Clean energy highlighted at Rowan University’s Faculty Research Day

Clean energy highlighted at Rowan University’s Faculty Research Day


The offshore wind and clean energy industry has lofty goals for New Jersey’s coast—and it will need skilled workers, educational partners and researchers to get the job done. 

Rowan University’s fifth annual Faculty Research Day, held virtually on March 30, highlighted faculty investigations related to the wind energy industry, as well as a closer look at the industry’s plans. 

The event featured guest speakers from the New Jersey Economic Development Authority (NJEDA), energy companies Ørsted and Attentive Energy, as well as brief presentations by more than 70 Rowan researchers on a broad range of topics, from social and racial justice concerns to advancements in prenatal medicine. 
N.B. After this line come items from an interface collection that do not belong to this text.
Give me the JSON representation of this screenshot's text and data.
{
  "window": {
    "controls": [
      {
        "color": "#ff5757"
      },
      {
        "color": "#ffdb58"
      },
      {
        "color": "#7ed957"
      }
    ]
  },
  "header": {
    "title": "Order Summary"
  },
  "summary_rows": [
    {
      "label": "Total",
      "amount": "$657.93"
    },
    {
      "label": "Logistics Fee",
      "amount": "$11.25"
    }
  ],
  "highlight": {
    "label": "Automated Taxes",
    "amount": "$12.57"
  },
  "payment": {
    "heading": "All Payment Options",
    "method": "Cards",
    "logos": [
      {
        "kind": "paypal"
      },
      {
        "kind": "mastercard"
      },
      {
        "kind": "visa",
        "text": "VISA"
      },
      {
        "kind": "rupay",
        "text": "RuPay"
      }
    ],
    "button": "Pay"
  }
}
Jen Becker, managing director of Wind Institute Development for the NJEDA, said the offshore wind energy industry is a “critical part” of the state’s strategy for combating climate change. 

“Offshore wind is here to stay and is poised for significant growth,” Becker said, pointing to research funding, workforce recruitment and development training, as well as fellowship opportunities for students interested in exploring scientific inquiries related to offshore wind.

With support from a new federal training grant, Rowan University has partnered with Gloucester County Institute of Technology and Rowan College of South Jersey to develop a comprehensive training program to meet the specific needs of the wind power industry. 

Congressman Donald Norcross recently visited the University to deliver a $500,000 ceremonial check to support the wind energy training program. Ginamarie Espinoza represented him during Wednesday’s virtual event and said the congressman is a strong supporter.  

“New Jersey is really a leader in the wind energy industry and what you are all doing is at the forefront of this critical clean wind energy industry,” Espinoza said.    

Ørsted is preparing to build New Jersey’s first offshore wind farm 15 miles off the state’s southern coast. Davon McCurry, deputy head of government and market affairs for Ørsted New Jersey, said the Danish company is aiming to become carbon neutral by 2025, making it the first major energy company to reach net-zero emissions in its energy generation.  

“This business is very significant to us,” McCurry said. “We want to create a world that runs entirely on green energy.”

Attentive Energy, a subsidiary of TotalEnergies Renewables USA, is developing a wind farm on a parcel at least 36 miles off the coasts of New Jersey and New York. Damian Bednarz, managing director of Attentive Energy, said the company is working to install 100 gigawatts of global renewable power generation by 2030. 

Drs. Behrad Koohbur, Chen Shen, Cheng Zhu and Beth Christensen, Rowan faculty in the engineering and environmental science fields, shared initial investigations related to the seabed, new ways to remotely monitor wind turbines for damage and the potential for on-site repair, all funded by Ørsted and Rowan. 

The ocean floor off the southern coast of New Jersey hasn’t been well-studied before, since most investigations have concentrated on sections closer to the Hudson Canyon, said Christensen, professor and founding chair of the Department of Environmental Science. 

“It’s really important to understand what the baseline conditions are right now,” Christensen said, “in order to predict how the system may change into the future and to monitor for any concerns during construction.”